===== DATA TO EXAMINE =====
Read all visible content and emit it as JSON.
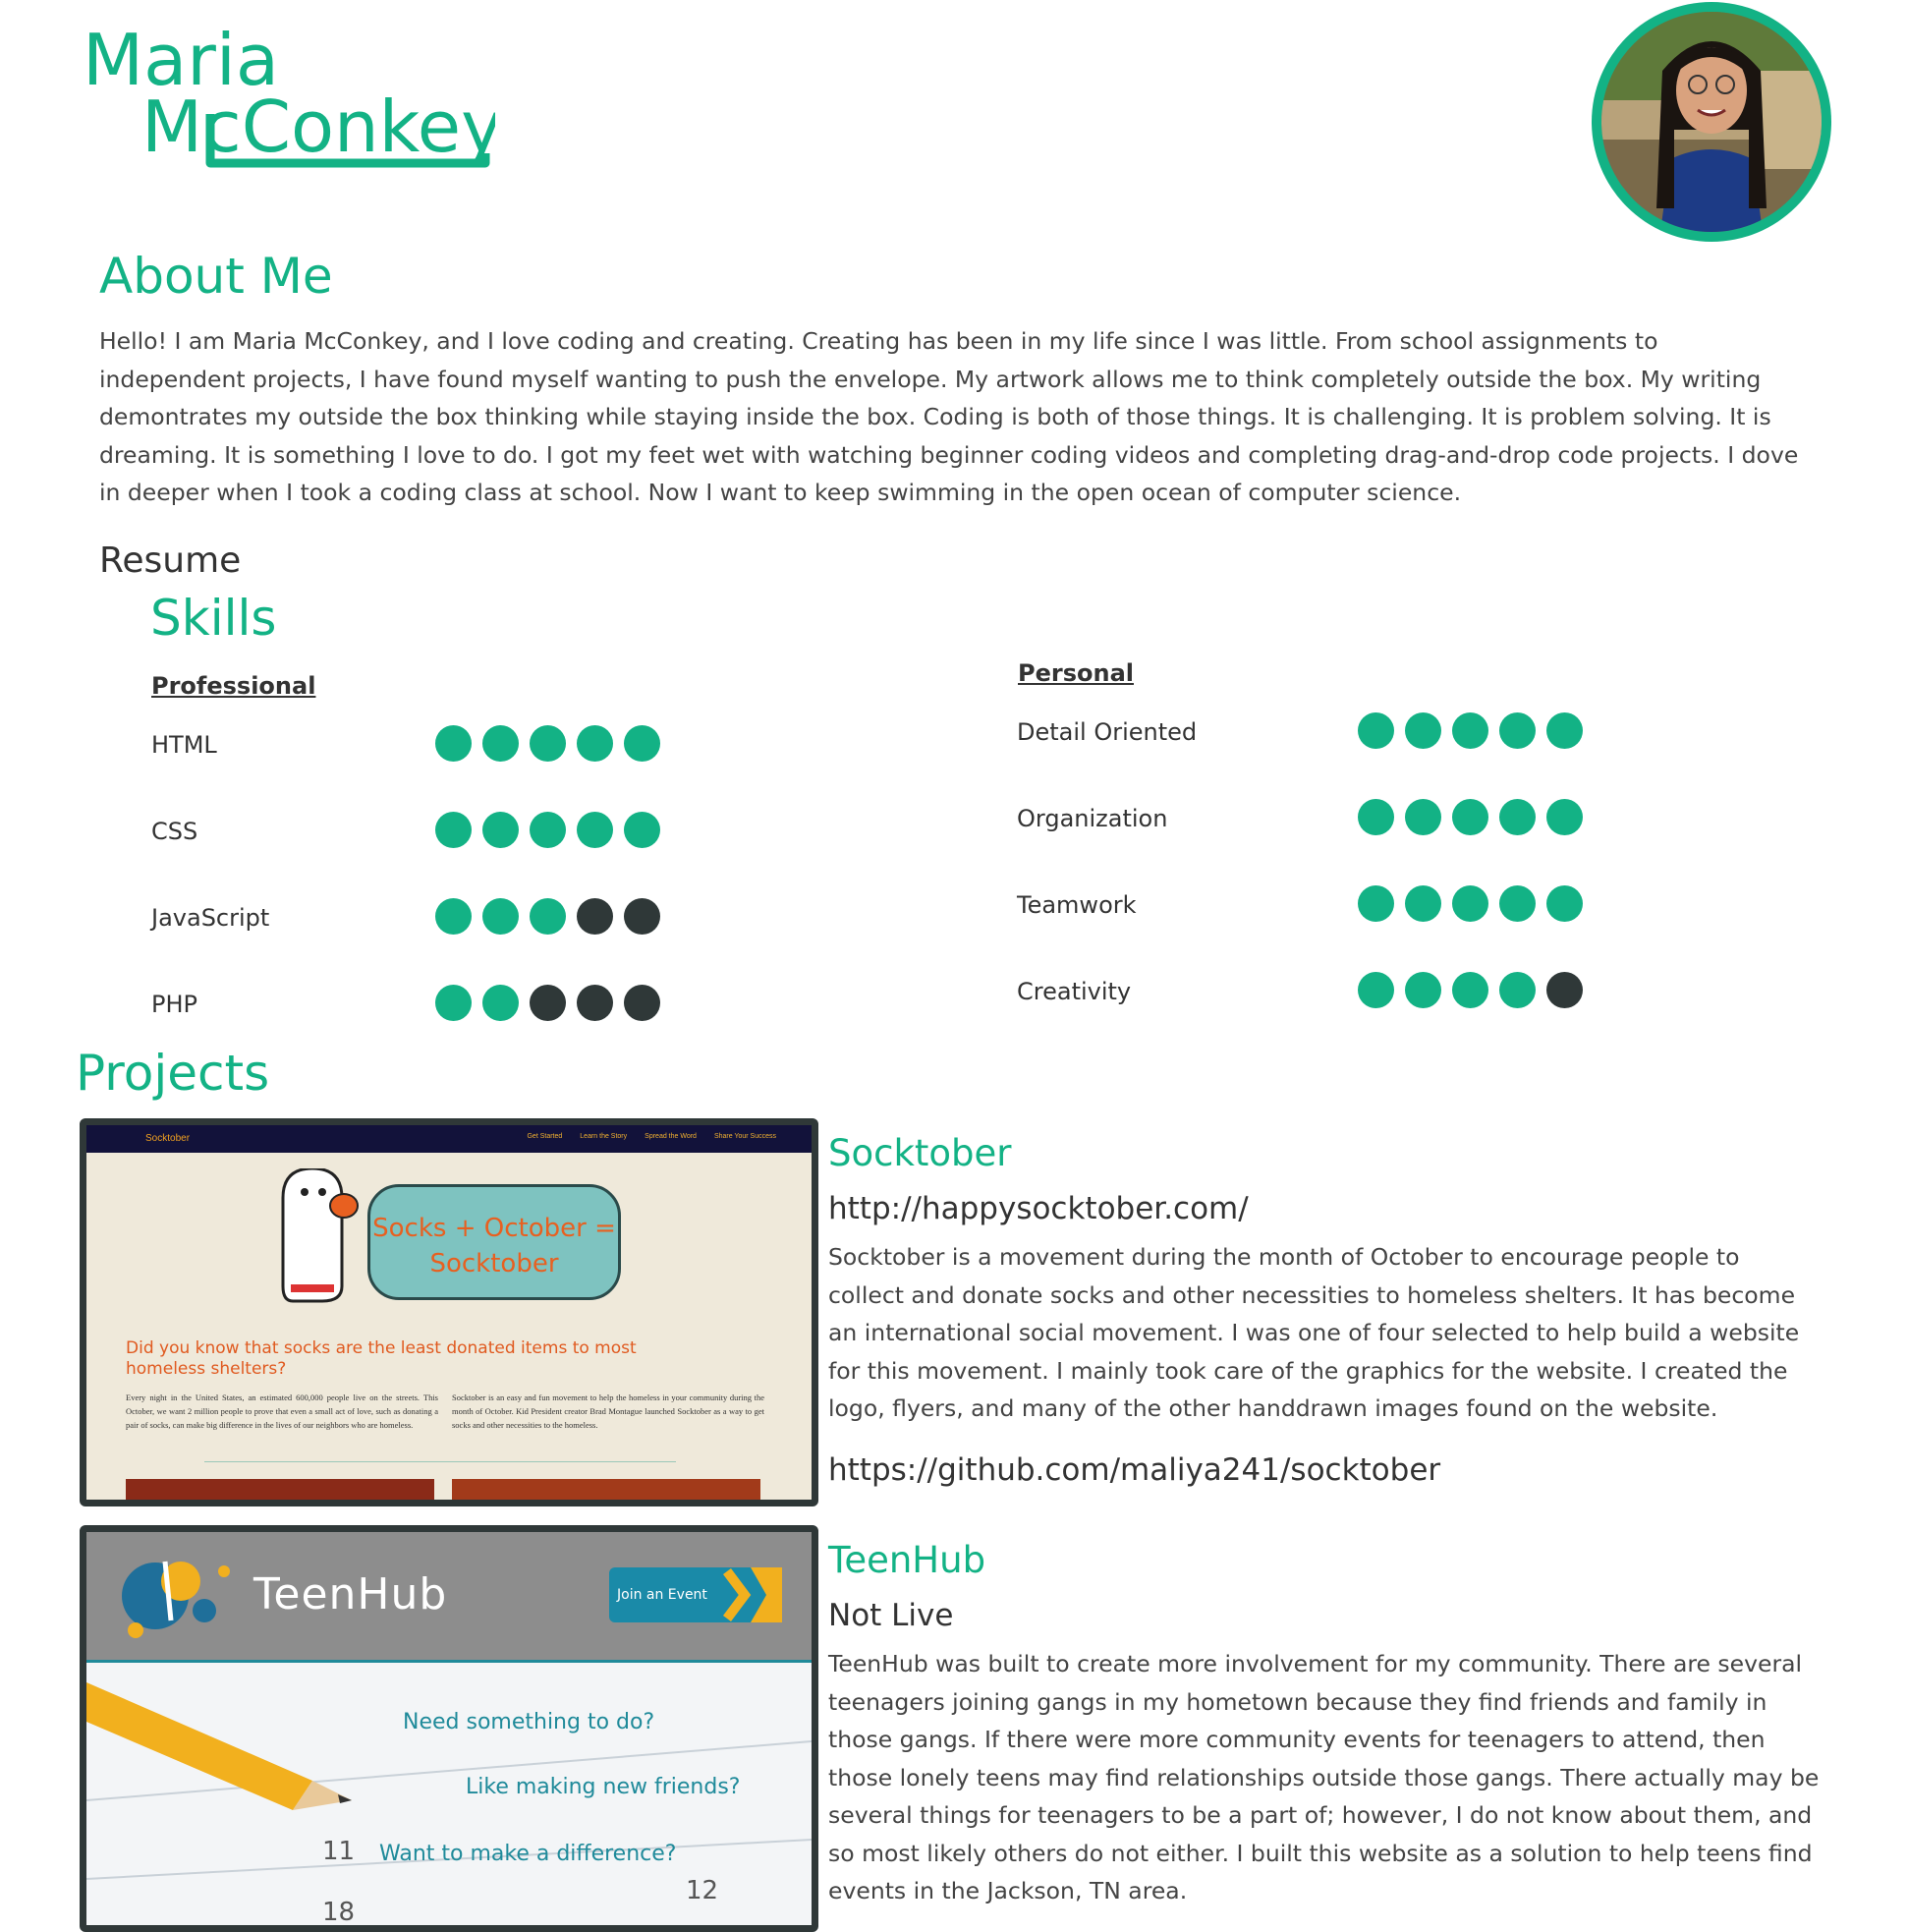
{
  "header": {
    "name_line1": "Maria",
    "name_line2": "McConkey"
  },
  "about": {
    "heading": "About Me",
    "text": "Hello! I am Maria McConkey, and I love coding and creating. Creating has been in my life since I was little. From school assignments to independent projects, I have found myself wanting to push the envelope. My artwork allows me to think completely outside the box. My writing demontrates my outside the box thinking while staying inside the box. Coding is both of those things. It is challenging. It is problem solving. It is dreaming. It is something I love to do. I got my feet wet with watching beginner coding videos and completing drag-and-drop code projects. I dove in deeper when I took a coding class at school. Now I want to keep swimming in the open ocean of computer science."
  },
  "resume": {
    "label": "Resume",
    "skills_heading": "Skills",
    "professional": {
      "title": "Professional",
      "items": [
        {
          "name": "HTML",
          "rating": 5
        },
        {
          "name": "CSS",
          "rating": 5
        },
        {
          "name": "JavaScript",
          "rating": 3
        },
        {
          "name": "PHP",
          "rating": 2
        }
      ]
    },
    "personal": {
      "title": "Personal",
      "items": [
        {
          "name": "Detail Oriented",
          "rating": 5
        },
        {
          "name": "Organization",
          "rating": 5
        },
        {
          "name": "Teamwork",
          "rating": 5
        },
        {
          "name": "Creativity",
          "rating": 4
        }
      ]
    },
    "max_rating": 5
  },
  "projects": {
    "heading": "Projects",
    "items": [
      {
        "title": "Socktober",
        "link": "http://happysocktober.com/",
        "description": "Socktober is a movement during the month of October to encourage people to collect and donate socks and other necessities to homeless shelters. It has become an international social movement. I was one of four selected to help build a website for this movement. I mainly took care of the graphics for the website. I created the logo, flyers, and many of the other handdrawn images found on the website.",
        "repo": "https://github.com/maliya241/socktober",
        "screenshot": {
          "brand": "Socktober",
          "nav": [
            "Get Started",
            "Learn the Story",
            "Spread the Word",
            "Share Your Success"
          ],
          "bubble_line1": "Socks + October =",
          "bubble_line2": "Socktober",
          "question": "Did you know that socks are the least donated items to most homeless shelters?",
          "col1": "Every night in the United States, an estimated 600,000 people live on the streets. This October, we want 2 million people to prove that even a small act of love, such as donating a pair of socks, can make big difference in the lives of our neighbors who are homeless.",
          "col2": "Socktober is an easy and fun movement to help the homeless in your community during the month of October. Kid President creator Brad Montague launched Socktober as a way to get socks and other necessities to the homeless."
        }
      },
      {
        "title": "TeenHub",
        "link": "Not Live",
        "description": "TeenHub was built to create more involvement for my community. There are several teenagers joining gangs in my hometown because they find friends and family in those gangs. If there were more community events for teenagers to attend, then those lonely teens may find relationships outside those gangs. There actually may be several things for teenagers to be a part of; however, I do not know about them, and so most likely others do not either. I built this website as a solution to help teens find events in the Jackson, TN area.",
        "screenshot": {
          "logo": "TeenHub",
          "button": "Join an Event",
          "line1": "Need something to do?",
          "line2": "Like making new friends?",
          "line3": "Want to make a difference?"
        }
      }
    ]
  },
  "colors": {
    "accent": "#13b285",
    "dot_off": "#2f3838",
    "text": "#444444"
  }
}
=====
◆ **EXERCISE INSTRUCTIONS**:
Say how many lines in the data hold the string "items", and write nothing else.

◆ **EXERCISE RESPONSE**:
4